## ACTIVITY:
Please restate the data word for word, in full.

## RECORDED INFORMATION:
################

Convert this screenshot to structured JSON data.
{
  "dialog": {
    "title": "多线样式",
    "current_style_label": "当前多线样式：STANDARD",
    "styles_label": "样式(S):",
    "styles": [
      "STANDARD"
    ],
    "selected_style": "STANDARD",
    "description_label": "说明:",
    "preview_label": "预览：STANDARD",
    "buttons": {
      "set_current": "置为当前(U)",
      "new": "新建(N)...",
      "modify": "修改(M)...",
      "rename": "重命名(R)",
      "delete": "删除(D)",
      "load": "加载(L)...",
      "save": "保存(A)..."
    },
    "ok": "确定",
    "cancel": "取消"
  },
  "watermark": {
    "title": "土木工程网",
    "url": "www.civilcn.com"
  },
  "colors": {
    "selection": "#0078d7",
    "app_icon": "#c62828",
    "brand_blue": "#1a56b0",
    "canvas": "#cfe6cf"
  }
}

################

## EXERCISE RESPONSE:
Convert this screenshot to structured JSON data.
{
  "dialog": {
    "title": "多线样式",
    "current_style_label": "当前多线样式：STANDARD",
    "styles_label": "样式(S):",
    "styles": [
      "STANDARD"
    ],
    "selected_style": "STANDARD",
    "description_label": "说明:",
    "preview_label": "预览：STANDARD",
    "buttons": {
      "set_current": "置为当前(U)",
      "new": "新建(N)...",
      "modify": "修改(M)...",
      "rename": "重命名(R)",
      "delete": "删除(D)",
      "load": "加载(L)...",
      "save": "保存(A)..."
    },
    "ok": "确定",
    "cancel": "取消"
  },
  "watermark": {
    "title": "土木工程网",
    "url": "www.civilcn.com"
  },
  "colors": {
    "selection": "#0078d7",
    "app_icon": "#c62828",
    "brand_blue": "#1a56b0",
    "canvas": "#cfe6cf"
  }
}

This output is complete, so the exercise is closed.